▸ **Activity**: Beneath this task are records; count how many lines include the string "size" and answer with that number alone.

─── Data for this task

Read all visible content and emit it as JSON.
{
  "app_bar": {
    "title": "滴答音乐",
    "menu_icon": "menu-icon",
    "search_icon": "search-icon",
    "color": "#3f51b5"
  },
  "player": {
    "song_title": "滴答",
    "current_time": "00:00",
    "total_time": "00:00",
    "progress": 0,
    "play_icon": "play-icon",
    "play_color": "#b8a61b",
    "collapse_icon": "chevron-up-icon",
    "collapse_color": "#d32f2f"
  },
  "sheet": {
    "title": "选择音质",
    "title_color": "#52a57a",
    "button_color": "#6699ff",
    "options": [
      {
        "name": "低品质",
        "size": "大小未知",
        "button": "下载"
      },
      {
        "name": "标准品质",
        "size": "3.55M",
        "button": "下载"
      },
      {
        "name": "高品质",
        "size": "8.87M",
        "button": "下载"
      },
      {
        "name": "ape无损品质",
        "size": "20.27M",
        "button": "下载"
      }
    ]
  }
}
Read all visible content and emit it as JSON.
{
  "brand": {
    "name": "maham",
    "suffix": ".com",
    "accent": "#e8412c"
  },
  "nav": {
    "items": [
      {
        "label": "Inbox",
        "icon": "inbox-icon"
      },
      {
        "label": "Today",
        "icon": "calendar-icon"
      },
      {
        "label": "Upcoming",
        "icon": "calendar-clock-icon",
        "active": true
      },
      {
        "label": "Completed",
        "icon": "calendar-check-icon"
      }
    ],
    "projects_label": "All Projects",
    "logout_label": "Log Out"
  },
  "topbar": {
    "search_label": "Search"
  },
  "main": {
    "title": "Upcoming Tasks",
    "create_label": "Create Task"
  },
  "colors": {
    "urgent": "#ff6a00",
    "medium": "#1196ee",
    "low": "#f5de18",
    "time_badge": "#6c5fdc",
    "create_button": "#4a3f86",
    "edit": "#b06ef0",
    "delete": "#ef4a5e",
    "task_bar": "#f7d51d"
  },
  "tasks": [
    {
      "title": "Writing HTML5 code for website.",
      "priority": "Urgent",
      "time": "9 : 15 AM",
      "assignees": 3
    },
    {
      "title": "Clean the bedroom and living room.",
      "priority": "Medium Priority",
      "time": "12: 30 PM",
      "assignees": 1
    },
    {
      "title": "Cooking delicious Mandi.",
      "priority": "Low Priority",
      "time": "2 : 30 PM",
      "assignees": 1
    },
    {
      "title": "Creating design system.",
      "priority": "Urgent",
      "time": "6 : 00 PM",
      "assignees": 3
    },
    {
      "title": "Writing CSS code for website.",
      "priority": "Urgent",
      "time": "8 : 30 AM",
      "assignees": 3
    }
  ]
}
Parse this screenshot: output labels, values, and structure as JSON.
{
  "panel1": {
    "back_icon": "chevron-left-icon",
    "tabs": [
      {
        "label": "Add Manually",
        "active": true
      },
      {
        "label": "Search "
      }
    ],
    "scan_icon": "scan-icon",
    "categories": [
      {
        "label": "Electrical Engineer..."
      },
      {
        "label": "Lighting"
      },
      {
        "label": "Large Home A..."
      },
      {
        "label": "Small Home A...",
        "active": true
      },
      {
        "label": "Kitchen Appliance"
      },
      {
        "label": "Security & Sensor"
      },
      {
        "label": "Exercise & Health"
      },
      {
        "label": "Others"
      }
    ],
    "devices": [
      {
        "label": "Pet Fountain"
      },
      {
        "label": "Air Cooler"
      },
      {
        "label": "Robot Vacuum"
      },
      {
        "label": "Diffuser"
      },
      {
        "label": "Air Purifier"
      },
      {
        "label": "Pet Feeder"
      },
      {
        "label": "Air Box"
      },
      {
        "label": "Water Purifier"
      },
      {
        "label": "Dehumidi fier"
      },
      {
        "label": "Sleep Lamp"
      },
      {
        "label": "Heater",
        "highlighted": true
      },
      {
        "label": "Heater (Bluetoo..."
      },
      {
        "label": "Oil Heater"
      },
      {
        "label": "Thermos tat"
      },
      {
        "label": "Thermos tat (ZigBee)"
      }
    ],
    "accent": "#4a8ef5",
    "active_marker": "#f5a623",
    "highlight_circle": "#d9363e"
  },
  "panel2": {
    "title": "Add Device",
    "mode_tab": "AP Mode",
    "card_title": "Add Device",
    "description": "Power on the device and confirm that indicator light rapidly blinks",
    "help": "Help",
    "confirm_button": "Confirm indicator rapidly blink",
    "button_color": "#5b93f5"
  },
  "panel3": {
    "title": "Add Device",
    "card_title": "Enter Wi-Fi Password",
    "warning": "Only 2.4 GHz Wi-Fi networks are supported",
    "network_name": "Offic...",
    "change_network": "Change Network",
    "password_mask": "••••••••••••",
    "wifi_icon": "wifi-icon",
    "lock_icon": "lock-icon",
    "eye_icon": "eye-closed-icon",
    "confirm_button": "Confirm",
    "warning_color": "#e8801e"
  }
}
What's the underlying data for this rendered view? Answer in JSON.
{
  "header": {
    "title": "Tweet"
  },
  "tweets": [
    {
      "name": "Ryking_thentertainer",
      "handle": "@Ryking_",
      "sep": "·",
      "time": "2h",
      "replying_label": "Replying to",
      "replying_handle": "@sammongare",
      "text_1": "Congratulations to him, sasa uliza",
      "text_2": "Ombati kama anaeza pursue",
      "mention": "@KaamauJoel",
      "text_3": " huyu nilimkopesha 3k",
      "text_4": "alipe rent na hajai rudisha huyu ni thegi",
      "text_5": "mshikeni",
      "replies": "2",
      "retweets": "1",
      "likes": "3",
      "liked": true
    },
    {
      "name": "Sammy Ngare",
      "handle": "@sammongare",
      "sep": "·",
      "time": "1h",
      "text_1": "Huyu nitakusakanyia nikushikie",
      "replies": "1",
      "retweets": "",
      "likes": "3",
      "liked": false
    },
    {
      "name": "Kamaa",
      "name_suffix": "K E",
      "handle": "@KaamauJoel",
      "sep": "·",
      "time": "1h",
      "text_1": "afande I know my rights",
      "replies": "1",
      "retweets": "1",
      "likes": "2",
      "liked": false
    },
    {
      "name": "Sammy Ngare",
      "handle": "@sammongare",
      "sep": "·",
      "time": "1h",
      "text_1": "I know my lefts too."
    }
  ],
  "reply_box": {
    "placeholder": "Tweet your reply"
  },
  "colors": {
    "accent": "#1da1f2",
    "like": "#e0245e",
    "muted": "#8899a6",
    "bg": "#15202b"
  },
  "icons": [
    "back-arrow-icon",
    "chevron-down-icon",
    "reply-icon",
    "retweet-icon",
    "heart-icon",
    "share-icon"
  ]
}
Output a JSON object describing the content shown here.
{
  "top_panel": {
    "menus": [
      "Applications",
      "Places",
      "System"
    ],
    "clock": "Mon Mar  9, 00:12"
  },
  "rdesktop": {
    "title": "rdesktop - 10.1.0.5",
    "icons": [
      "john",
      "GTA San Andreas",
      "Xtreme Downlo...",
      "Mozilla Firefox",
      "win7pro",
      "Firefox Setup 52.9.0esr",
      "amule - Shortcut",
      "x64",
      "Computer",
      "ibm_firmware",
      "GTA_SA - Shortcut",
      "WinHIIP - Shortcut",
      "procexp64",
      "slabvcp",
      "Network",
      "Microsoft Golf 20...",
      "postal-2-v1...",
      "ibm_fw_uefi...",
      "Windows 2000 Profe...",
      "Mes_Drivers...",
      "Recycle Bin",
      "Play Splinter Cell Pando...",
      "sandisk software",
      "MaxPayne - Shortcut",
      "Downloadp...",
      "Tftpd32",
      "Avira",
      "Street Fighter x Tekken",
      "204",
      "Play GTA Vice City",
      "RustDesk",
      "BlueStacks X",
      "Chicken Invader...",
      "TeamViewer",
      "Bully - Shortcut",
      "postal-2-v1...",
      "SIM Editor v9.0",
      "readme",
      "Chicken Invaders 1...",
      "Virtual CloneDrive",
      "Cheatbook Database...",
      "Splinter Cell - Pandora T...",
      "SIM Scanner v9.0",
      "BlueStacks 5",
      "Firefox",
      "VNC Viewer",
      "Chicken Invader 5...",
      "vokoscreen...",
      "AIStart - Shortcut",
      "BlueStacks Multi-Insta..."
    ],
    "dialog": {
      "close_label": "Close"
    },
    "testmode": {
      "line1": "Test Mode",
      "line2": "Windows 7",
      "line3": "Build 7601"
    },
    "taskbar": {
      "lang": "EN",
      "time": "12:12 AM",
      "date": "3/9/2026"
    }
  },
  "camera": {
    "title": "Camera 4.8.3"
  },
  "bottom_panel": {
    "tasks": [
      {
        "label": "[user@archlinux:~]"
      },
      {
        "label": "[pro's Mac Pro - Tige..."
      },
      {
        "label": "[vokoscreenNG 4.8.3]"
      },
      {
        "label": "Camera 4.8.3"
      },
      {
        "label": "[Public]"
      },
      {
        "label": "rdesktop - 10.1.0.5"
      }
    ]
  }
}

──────

▸ **Your response**: 4